(App and web page records)
══════

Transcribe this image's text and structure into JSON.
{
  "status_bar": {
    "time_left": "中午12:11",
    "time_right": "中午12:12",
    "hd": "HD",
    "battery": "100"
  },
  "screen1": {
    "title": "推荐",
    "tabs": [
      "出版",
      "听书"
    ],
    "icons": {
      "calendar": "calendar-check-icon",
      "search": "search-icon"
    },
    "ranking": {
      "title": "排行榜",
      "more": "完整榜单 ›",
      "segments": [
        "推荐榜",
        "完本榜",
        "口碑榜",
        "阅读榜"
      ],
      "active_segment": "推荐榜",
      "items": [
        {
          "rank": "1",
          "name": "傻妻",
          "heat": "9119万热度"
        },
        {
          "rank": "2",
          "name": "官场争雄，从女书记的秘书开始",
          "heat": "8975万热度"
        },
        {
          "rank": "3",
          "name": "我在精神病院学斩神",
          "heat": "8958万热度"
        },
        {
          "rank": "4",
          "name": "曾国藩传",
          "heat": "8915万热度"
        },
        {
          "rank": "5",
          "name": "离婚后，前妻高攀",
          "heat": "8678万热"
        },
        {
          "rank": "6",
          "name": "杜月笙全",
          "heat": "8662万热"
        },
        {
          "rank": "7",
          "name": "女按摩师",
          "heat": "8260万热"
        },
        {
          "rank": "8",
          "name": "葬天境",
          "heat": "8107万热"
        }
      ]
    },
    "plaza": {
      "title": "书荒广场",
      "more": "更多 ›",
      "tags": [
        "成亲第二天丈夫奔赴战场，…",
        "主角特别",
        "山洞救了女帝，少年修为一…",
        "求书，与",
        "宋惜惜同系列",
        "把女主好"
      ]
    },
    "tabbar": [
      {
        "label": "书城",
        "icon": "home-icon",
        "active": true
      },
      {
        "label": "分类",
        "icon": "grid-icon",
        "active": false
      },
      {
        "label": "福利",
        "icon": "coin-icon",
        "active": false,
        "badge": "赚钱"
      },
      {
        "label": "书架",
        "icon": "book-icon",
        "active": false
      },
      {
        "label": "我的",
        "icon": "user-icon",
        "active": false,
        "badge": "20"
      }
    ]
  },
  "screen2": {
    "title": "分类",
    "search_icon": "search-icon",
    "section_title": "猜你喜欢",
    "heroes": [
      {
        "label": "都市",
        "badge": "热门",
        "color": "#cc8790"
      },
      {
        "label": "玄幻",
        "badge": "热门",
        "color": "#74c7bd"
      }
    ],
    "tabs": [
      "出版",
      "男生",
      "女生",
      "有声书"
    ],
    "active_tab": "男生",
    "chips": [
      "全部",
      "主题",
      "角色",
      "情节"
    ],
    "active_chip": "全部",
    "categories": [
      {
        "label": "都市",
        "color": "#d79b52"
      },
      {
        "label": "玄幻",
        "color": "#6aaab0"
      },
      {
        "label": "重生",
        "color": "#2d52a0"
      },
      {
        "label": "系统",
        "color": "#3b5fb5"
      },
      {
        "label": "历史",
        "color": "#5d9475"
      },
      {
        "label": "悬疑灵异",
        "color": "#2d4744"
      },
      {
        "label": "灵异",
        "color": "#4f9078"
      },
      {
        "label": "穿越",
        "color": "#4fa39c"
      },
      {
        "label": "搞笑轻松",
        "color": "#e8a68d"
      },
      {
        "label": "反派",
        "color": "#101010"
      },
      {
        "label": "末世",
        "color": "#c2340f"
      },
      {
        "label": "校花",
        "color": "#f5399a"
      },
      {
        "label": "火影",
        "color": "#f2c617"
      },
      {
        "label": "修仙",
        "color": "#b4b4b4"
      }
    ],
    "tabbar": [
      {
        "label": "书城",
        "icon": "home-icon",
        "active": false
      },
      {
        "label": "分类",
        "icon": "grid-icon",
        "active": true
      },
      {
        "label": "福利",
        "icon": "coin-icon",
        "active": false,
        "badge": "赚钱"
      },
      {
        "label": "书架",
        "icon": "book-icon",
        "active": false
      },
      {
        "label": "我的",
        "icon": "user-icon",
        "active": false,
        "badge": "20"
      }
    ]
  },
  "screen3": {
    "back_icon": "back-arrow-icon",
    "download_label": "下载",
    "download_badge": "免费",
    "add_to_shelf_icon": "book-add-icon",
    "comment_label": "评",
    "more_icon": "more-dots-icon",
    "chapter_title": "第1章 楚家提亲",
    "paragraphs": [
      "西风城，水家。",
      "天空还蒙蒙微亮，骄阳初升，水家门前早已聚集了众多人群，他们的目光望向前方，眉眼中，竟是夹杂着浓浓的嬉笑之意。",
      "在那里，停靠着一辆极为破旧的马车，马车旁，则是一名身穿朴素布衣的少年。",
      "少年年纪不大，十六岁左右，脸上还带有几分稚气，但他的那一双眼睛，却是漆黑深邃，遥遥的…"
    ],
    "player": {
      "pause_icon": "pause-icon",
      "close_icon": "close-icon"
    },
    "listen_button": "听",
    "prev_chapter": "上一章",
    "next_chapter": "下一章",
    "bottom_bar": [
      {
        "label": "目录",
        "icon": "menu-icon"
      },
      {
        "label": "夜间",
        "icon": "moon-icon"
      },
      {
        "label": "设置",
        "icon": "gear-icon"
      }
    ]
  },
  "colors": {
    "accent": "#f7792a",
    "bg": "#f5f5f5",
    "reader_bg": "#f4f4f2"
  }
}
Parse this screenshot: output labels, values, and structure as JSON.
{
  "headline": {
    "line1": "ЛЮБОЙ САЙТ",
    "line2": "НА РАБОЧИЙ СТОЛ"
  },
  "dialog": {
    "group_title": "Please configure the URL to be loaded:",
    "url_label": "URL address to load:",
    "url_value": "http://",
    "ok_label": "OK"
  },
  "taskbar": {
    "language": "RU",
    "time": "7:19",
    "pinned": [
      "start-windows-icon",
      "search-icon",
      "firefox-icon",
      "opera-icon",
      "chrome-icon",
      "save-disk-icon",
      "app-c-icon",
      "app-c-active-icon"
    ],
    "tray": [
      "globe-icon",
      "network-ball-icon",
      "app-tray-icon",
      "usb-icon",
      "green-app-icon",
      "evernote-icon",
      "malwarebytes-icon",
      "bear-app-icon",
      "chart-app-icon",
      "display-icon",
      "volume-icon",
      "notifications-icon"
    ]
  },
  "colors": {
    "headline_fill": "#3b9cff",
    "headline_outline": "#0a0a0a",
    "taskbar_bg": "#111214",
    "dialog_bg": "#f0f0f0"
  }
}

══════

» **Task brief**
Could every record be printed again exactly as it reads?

» **Answer space**
Transcribe this image's text and structure into JSON.
{
  "status_bar": {
    "time_left": "中午12:11",
    "time_right": "中午12:12",
    "hd": "HD",
    "battery": "100"
  },
  "screen1": {
    "title": "推荐",
    "tabs": [
      "出版",
      "听书"
    ],
    "icons": {
      "calendar": "calendar-check-icon",
      "search": "search-icon"
    },
    "ranking": {
      "title": "排行榜",
      "more": "完整榜单 ›",
      "segments": [
        "推荐榜",
        "完本榜",
        "口碑榜",
        "阅读榜"
      ],
      "active_segment": "推荐榜",
      "items": [
        {
          "rank": "1",
          "name": "傻妻",
          "heat": "9119万热度"
        },
        {
          "rank": "2",
          "name": "官场争雄，从女书记的秘书开始",
          "heat": "8975万热度"
        },
        {
          "rank": "3",
          "name": "我在精神病院学斩神",
          "heat": "8958万热度"
        },
        {
          "rank": "4",
          "name": "曾国藩传",
          "heat": "8915万热度"
        },
        {
          "rank": "5",
          "name": "离婚后，前妻高攀",
          "heat": "8678万热"
        },
        {
          "rank": "6",
          "name": "杜月笙全",
          "heat": "8662万热"
        },
        {
          "rank": "7",
          "name": "女按摩师",
          "heat": "8260万热"
        },
        {
          "rank": "8",
          "name": "葬天境",
          "heat": "8107万热"
        }
      ]
    },
    "plaza": {
      "title": "书荒广场",
      "more": "更多 ›",
      "tags": [
        "成亲第二天丈夫奔赴战场，…",
        "主角特别",
        "山洞救了女帝，少年修为一…",
        "求书，与",
        "宋惜惜同系列",
        "把女主好"
      ]
    },
    "tabbar": [
      {
        "label": "书城",
        "icon": "home-icon",
        "active": true
      },
      {
        "label": "分类",
        "icon": "grid-icon",
        "active": false
      },
      {
        "label": "福利",
        "icon": "coin-icon",
        "active": false,
        "badge": "赚钱"
      },
      {
        "label": "书架",
        "icon": "book-icon",
        "active": false
      },
      {
        "label": "我的",
        "icon": "user-icon",
        "active": false,
        "badge": "20"
      }
    ]
  },
  "screen2": {
    "title": "分类",
    "search_icon": "search-icon",
    "section_title": "猜你喜欢",
    "heroes": [
      {
        "label": "都市",
        "badge": "热门",
        "color": "#cc8790"
      },
      {
        "label": "玄幻",
        "badge": "热门",
        "color": "#74c7bd"
      }
    ],
    "tabs": [
      "出版",
      "男生",
      "女生",
      "有声书"
    ],
    "active_tab": "男生",
    "chips": [
      "全部",
      "主题",
      "角色",
      "情节"
    ],
    "active_chip": "全部",
    "categories": [
      {
        "label": "都市",
        "color": "#d79b52"
      },
      {
        "label": "玄幻",
        "color": "#6aaab0"
      },
      {
        "label": "重生",
        "color": "#2d52a0"
      },
      {
        "label": "系统",
        "color": "#3b5fb5"
      },
      {
        "label": "历史",
        "color": "#5d9475"
      },
      {
        "label": "悬疑灵异",
        "color": "#2d4744"
      },
      {
        "label": "灵异",
        "color": "#4f9078"
      },
      {
        "label": "穿越",
        "color": "#4fa39c"
      },
      {
        "label": "搞笑轻松",
        "color": "#e8a68d"
      },
      {
        "label": "反派",
        "color": "#101010"
      },
      {
        "label": "末世",
        "color": "#c2340f"
      },
      {
        "label": "校花",
        "color": "#f5399a"
      },
      {
        "label": "火影",
        "color": "#f2c617"
      },
      {
        "label": "修仙",
        "color": "#b4b4b4"
      }
    ],
    "tabbar": [
      {
        "label": "书城",
        "icon": "home-icon",
        "active": false
      },
      {
        "label": "分类",
        "icon": "grid-icon",
        "active": true
      },
      {
        "label": "福利",
        "icon": "coin-icon",
        "active": false,
        "badge": "赚钱"
      },
      {
        "label": "书架",
        "icon": "book-icon",
        "active": false
      },
      {
        "label": "我的",
        "icon": "user-icon",
        "active": false,
        "badge": "20"
      }
    ]
  },
  "screen3": {
    "back_icon": "back-arrow-icon",
    "download_label": "下载",
    "download_badge": "免费",
    "add_to_shelf_icon": "book-add-icon",
    "comment_label": "评",
    "more_icon": "more-dots-icon",
    "chapter_title": "第1章 楚家提亲",
    "paragraphs": [
      "西风城，水家。",
      "天空还蒙蒙微亮，骄阳初升，水家门前早已聚集了众多人群，他们的目光望向前方，眉眼中，竟是夹杂着浓浓的嬉笑之意。",
      "在那里，停靠着一辆极为破旧的马车，马车旁，则是一名身穿朴素布衣的少年。",
      "少年年纪不大，十六岁左右，脸上还带有几分稚气，但他的那一双眼睛，却是漆黑深邃，遥遥的…"
    ],
    "player": {
      "pause_icon": "pause-icon",
      "close_icon": "close-icon"
    },
    "listen_button": "听",
    "prev_chapter": "上一章",
    "next_chapter": "下一章",
    "bottom_bar": [
      {
        "label": "目录",
        "icon": "menu-icon"
      },
      {
        "label": "夜间",
        "icon": "moon-icon"
      },
      {
        "label": "设置",
        "icon": "gear-icon"
      }
    ]
  },
  "colors": {
    "accent": "#f7792a",
    "bg": "#f5f5f5",
    "reader_bg": "#f4f4f2"
  }
}
Parse this screenshot: output labels, values, and structure as JSON.
{
  "headline": {
    "line1": "ЛЮБОЙ САЙТ",
    "line2": "НА РАБОЧИЙ СТОЛ"
  },
  "dialog": {
    "group_title": "Please configure the URL to be loaded:",
    "url_label": "URL address to load:",
    "url_value": "http://",
    "ok_label": "OK"
  },
  "taskbar": {
    "language": "RU",
    "time": "7:19",
    "pinned": [
      "start-windows-icon",
      "search-icon",
      "firefox-icon",
      "opera-icon",
      "chrome-icon",
      "save-disk-icon",
      "app-c-icon",
      "app-c-active-icon"
    ],
    "tray": [
      "globe-icon",
      "network-ball-icon",
      "app-tray-icon",
      "usb-icon",
      "green-app-icon",
      "evernote-icon",
      "malwarebytes-icon",
      "bear-app-icon",
      "chart-app-icon",
      "display-icon",
      "volume-icon",
      "notifications-icon"
    ]
  },
  "colors": {
    "headline_fill": "#3b9cff",
    "headline_outline": "#0a0a0a",
    "taskbar_bg": "#111214",
    "dialog_bg": "#f0f0f0"
  }
}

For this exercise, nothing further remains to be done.